Yes, my brothers are young but why shan’t they each have at least one of my chores? If only I had a wee bit more time to write in my journal each day, especially with the summer months and longer days fast approaching.
16 June 1422
Summer is really such a perfect time of the year. All of the divine, beauteous flowers start budding into fruits, the very ones we shall savor over the cold, winter months. And the smell of freshly baked bread from Mother’s oven makes my tummy growl with hunger! I also love …
“Lilli, come hither and help prepare for supper!” My mother shouts.
“Coming!” I holler back, as I stash my journal in a secret hiding place in the privy and push away my thoughts of summer until perchance the next free moment.
While setting the table, I hear my parents talking amongst each other in hushed voices. They sound pitchkettled and worried, something about past due taxes. Mother reluctantly hands my father her favorite brooch, the one that belonged to her great-grandmother.
“Don’t be such a quidnunc!” Mother barks at me. “Fetch your brothers and be sure they wash their hands.”
Once my family is settled at the table, for not a soul wishes to kiss the hare’s foot and mayhap starve waiting for morrow’s next meal. As Mother offers a prayer, we patiently bow our heads and fold our hands together.
Let us give thanks to the beneficent and merciful God, the Father of our Lord, God and Savior, Jesus Christ, for He has covered us, helped us, guarded us, accepted us unto Him, spared us, supported us, and brought us to this hour. Let us also ask Him, the Lord our God, the Almighty, to guard us in all peace this holy day and all the days of our life.
“Grammarcy,” we say in unison.
We have hardly picked up our forks to start eating when Mother asks, “Boys, did you scythe the hay?”
“Yepperdoodle!” Both say in a hufty-tufty tone with chests puffed out like roosters.
I giggle a bit. We all know my brothers dilly-dallied the day away and played hide-and-seek in the woods instead. Still my brothers are dear even if a tad lazy.
Mother raises her eyebrows at them, but the rest of her face is blooming smiles. My brothers are off the hook yet again. Where is the justice?
“And you, Lilli, did you plow the fields, trample the grapes, shear the sheep, herd the pigs, and gather up firewood?” Mother asks.
“With not a moment wasted,” I answer.
“Good girl, then you won’t have a problem scything the hay in the morrow,” she says.

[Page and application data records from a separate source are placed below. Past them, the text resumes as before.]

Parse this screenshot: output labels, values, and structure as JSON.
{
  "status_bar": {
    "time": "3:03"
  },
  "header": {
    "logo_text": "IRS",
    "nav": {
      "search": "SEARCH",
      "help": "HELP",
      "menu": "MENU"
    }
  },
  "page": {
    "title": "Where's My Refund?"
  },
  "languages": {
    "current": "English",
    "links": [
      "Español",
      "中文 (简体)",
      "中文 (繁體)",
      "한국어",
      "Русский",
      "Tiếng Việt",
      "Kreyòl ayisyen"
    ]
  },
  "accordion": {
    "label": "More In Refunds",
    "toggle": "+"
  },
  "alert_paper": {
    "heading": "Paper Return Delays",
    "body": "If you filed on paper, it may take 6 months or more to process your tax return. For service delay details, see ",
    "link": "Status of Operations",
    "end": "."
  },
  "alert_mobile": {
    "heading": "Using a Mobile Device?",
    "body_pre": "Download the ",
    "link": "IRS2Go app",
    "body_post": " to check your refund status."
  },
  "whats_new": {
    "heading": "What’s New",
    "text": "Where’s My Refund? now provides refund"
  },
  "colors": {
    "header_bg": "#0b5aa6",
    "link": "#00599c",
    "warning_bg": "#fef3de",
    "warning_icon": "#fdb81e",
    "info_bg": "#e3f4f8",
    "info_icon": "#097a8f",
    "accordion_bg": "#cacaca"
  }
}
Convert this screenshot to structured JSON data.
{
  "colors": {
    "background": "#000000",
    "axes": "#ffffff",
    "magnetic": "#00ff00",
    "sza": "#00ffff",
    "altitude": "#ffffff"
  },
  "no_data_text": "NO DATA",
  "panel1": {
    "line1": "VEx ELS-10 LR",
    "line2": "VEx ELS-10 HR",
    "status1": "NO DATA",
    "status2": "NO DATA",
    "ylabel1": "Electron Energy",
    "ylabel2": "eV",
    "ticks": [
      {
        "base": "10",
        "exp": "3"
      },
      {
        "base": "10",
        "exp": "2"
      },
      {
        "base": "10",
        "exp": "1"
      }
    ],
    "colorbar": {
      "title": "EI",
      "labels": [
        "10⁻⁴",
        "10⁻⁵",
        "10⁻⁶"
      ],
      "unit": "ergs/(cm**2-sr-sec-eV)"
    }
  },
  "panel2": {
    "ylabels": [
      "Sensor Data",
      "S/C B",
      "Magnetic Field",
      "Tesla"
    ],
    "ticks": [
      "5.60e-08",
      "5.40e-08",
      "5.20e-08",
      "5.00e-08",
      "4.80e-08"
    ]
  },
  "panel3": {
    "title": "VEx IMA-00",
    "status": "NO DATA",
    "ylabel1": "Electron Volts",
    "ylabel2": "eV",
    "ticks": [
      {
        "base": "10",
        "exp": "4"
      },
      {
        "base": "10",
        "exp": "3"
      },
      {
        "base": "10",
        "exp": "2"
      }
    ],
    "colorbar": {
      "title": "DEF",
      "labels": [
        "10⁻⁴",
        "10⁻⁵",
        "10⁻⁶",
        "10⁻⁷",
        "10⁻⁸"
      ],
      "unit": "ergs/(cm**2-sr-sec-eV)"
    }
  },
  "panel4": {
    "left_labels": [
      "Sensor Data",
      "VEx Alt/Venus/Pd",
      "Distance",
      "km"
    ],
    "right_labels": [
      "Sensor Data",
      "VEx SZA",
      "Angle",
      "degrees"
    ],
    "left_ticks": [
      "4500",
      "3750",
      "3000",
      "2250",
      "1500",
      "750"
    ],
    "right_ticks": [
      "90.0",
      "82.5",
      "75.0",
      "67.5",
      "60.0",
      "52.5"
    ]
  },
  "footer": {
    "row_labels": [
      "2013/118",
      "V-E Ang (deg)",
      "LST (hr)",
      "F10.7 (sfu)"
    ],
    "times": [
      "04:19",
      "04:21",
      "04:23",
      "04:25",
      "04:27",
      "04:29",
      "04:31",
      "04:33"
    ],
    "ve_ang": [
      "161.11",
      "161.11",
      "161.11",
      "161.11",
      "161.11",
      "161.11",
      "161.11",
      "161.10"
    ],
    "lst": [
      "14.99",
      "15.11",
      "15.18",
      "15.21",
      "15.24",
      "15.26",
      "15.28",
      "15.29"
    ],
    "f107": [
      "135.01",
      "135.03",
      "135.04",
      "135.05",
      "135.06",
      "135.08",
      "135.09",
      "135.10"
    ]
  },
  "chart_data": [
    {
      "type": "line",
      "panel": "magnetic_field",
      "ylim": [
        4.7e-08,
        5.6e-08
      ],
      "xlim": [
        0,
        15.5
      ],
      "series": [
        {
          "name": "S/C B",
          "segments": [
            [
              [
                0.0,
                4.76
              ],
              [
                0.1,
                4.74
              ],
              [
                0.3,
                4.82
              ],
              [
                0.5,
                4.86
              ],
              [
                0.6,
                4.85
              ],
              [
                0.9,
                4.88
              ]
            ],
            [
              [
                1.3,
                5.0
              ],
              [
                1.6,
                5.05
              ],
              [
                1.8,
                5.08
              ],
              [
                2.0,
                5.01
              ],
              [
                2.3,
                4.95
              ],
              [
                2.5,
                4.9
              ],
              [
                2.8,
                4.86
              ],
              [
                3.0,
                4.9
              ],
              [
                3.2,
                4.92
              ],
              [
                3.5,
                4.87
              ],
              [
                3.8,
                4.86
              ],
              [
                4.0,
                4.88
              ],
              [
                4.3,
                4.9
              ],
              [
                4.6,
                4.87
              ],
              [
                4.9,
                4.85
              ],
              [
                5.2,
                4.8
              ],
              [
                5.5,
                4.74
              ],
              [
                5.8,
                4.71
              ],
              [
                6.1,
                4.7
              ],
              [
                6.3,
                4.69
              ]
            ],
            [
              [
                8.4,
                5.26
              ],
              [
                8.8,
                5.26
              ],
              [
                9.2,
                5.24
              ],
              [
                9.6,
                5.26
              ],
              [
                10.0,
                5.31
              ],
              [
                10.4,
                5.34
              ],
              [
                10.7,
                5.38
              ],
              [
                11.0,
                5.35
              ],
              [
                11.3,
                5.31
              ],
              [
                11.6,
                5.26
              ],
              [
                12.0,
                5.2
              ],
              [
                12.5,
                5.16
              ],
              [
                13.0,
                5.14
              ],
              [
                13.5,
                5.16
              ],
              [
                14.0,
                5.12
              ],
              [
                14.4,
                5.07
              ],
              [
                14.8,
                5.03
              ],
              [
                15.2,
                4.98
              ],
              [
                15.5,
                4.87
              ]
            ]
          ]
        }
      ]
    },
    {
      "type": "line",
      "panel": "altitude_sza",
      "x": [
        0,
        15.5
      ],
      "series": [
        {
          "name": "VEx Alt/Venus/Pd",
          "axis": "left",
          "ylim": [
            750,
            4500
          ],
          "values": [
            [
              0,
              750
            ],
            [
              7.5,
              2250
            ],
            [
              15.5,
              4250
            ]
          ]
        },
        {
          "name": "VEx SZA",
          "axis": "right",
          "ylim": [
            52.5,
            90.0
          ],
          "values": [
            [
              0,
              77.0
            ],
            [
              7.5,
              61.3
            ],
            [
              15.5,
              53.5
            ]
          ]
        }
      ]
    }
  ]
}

My brothers hoot and keak like hens.
“BUT MOTHER!” I protest.
“No buts, Lilli! This is not a question, it’s an order!”
“Prithee, dear Father, surely you have something to say about this?” I plead.
He is wordless! Sometimes he has such a nose of wax!
“This is woodness!” I wolf down the last bite of bellytimber and excuse myself from the table. I don’t wait for Mother’s permission and storm off.
In my escape I let my parents know just how upset I am by slamming the door behind me. I make a mad dash to the apple fields. When I reach my favorite tree, I flop to the ground and lie there gazing up at the dusky sky through the branches and green leaves.
And thither under the tree, I start to dream about another life.
Wind-sucker thoughts creep into my heart and imaginings of a new world emerge. I hardly recognize myself dressed in an elegant, velvet dress clutching a bubble-bow filled with gold coins in one hand and carrying a small lap dog in the other. I am even wearing a matching hat with many feathers and lace-covered gloves. My face is washed and powdered. The dirt underneath my nails is a thing of the past along with my calloused, often bruised hands. I am no longer slouching, but standing especially tall in brand new boots made of leather instead of the usual felt worn by a simple peasant girl. And the blisters that once lived on my feet are also long gone. Words like plow, grapes, sheep, pigs, firewood, and most certainly hay will one day be forgotten, for I dream of becoming a Lady and the fairest flower of the field.